event, “the production of language is inseparable from the
creation of thought.” The goal of the week-long workshop, he
said, is to lose the idea that language is merely a vehicle for
delivering ideas.
Exercises encourage students to begin with a theme or an
idea, to develop it in a series of sketches or improvisations,
and to push ahead without knowing precisely where they
are headed. “We want students to use ideas as they come,”
said Botstein, who is also the conductor of the American
Symphony Orchestra. “We want them to write the way a
composer writes music, by finding a theme and constructing
a piece from it.”
Latin professor David Clark began an afternoon
workshop session for year-one and year-two students with
a 15-minute free-writing exercise. Students were to write
spontaneously on any important educational experience
in their lives. Students chose a variety of topics, from
favorite teachers to discussions with older relatives, to jobs
that brought them into contact with interesting people.
In successive rounds, the class shared positive feedback
and asked questions of the writer. In the end, the writer
questioned the class about what was missing or misplaced in
the text. The result, after a week, was a portfolio of rough and
polished pieces to be shared at a “celebratory reading.”
“I’ve taught at Oberlin and Columbia,” said Clark, who
is beginning his second year at Bard, “and I think the talent
level is comparable. There are some who are great, a few who
are not good, and a lot in the middle.”
Finding good students has not been simple. Ray Peterson,
the Bard principal, reported losing 15 percent of the first
year’s entering ninth grade class. The school managed to
retain all but five members of the 2001 year-one class. “That
was the recruiting class we were most careful with,” Peterson
said. “We took chances on quite a few ninth graders and it
didn’t always work out. Some didn’t have the habits of mind
to study. We asked them to leave.” The school is not just
looking for raw academic talent. They want students who can
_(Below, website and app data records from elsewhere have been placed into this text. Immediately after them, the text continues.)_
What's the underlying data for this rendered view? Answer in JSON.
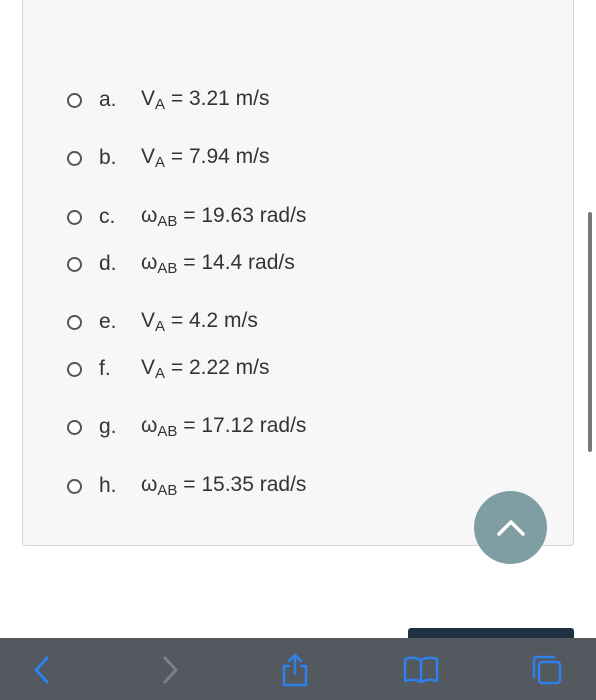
{
  "options": [
    {
      "letter": "a.",
      "symbol": "V",
      "sub": "A",
      "rest": " = 3.21 m/s"
    },
    {
      "letter": "b.",
      "symbol": "V",
      "sub": "A",
      "rest": " = 7.94 m/s"
    },
    {
      "letter": "c.",
      "symbol": "ω",
      "sub": "AB",
      "rest": " = 19.63 rad/s"
    },
    {
      "letter": "d.",
      "symbol": "ω",
      "sub": "AB",
      "rest": " = 14.4 rad/s"
    },
    {
      "letter": "e.",
      "symbol": "V",
      "sub": "A",
      "rest": " = 4.2 m/s"
    },
    {
      "letter": "f.",
      "symbol": "V",
      "sub": "A",
      "rest": " = 2.22 m/s"
    },
    {
      "letter": "g.",
      "symbol": "ω",
      "sub": "AB",
      "rest": " = 17.12 rad/s"
    },
    {
      "letter": "h.",
      "symbol": "ω",
      "sub": "AB",
      "rest": " = 15.35 rad/s"
    }
  ],
  "icons": {
    "scroll_top": "chevron-up-icon",
    "back": "chevron-left-icon",
    "forward": "chevron-right-icon",
    "share": "share-icon",
    "bookmarks": "book-icon",
    "tabs": "tabs-icon"
  },
  "colors": {
    "accent": "#2f80ed",
    "toolbar": "#54595f",
    "scroll_button": "#7f9ea3",
    "card_background": "#f7f7f7"
  }
}
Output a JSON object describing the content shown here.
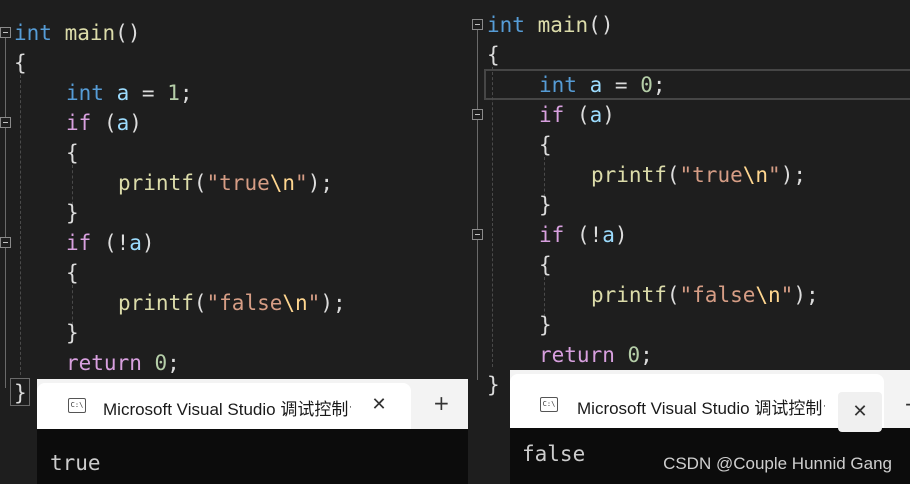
{
  "left_pane": {
    "code": {
      "l1": {
        "type": "int",
        "name": "main",
        "sig": "()"
      },
      "l2": {
        "brace": "{"
      },
      "l3": {
        "type": "int",
        "var": "a",
        "op": " = ",
        "val": "1",
        "semi": ";"
      },
      "l4": {
        "kw": "if",
        "open": " (",
        "var": "a",
        "close": ")"
      },
      "l5": {
        "brace": "{"
      },
      "l6": {
        "fn": "printf",
        "open": "(",
        "str1": "\"true",
        "esc": "\\n",
        "str2": "\"",
        "close": ");"
      },
      "l7": {
        "brace": "}"
      },
      "l8": {
        "kw": "if",
        "open": " (!",
        "var": "a",
        "close": ")"
      },
      "l9": {
        "brace": "{"
      },
      "l10": {
        "fn": "printf",
        "open": "(",
        "str1": "\"false",
        "esc": "\\n",
        "str2": "\"",
        "close": ");"
      },
      "l11": {
        "brace": "}"
      },
      "l12": {
        "kw": "return",
        "val": " 0",
        "semi": ";"
      },
      "l13": {
        "brace": "}"
      }
    },
    "console": {
      "tab_title": "Microsoft Visual Studio 调试控制台",
      "close": "✕",
      "new_tab": "+",
      "icon": "C:\\",
      "output": "true"
    }
  },
  "right_pane": {
    "code": {
      "l1": {
        "type": "int",
        "name": "main",
        "sig": "()"
      },
      "l2": {
        "brace": "{"
      },
      "l3": {
        "type": "int",
        "var": "a",
        "op": " = ",
        "val": "0",
        "semi": ";"
      },
      "l4": {
        "kw": "if",
        "open": " (",
        "var": "a",
        "close": ")"
      },
      "l5": {
        "brace": "{"
      },
      "l6": {
        "fn": "printf",
        "open": "(",
        "str1": "\"true",
        "esc": "\\n",
        "str2": "\"",
        "close": ");"
      },
      "l7": {
        "brace": "}"
      },
      "l8": {
        "kw": "if",
        "open": " (!",
        "var": "a",
        "close": ")"
      },
      "l9": {
        "brace": "{"
      },
      "l10": {
        "fn": "printf",
        "open": "(",
        "str1": "\"false",
        "esc": "\\n",
        "str2": "\"",
        "close": ");"
      },
      "l11": {
        "brace": "}"
      },
      "l12": {
        "kw": "return",
        "val": " 0",
        "semi": ";"
      },
      "l13": {
        "brace": "}"
      }
    },
    "console": {
      "tab_title": "Microsoft Visual Studio 调试控制台",
      "close": "✕",
      "new_tab": "+",
      "icon": "C:\\",
      "output": "false"
    }
  },
  "watermark": "CSDN @Couple Hunnid Gang",
  "colors": {
    "keyword": "#569cd6",
    "control": "#d8a0df",
    "function": "#dcdcaa",
    "variable": "#9cdcfe",
    "number": "#b5cea8",
    "string": "#d69d85",
    "escape": "#ffd68f",
    "background": "#1e1e1e"
  }
}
grow into self-directed individuals who see learning as the
primary focus of high school.
At the same time, the school is sensitive to diversity issues.
“We don’t want the student body to skew too white,” said
Peterson, who noted that the city high schools requiring
rigorous admissions exams tend to enroll disproportionate
numbers of Jewish and Asian students. Five students
interviewed by
National CrossTalk
—all of themwhite—
discovered Bard when they were investigating Simon’s Rock
as a boarding school. That school charges upwards of $35,000
per year. Bard is a free public high school.
Older students, the ones who enter as year-ones at about
the age of 16, tend to come to Bard because they want a new
challenge. “Here I have to actually
think,” said Joseph Robateau,
now 17, a year-two who left an
accelerated cohort of 50 students
at Brooklyn Technical, one of New
York City’s three most selective
public high schools, to enter Bard
when it opened. “There are no
wrong answers here if you can argue
your point. At Tech we had blocked
classes with more work than other
students, more math, and math labs.
But we really just took tests about the teachers’ ideas. You
could figure out what they wanted. So you did that sometimes
instead of figuring out what you thought yourself.”
Of course, getting a jump on college is an added
attraction. For Liz Dempsey, 18, who was attending Convent
of the Sacred Heart, a private girls school on Manhattan’s
tony Upper East Side, there were financial incentives as
well. “My family saved four years of tuition,” she said. “Two
years in high school and two years in college.” Even so, her
decision to transfer had more to do with finding a new style
of school. “Junior and senior year were just going to be about
competing for good grades in Advanced Placement courses,”
said Dempsey, who parlayed a year of Chinese language at
Bard into a three-week fellowship to China last summer. “It
sounds like a cliché, but we spend a lot of time here working
Ray Peterson, principal at Bard High School Early College, says many ninth graders
lack the “habits of mind to study” required of students in the accelerated program.
Bard High School Early
College aims for the
intensity, rigor and
self-discipline of higher
education, two years
ahead of schedule.
Lisa Quiñones, Black Star, for CrossTalk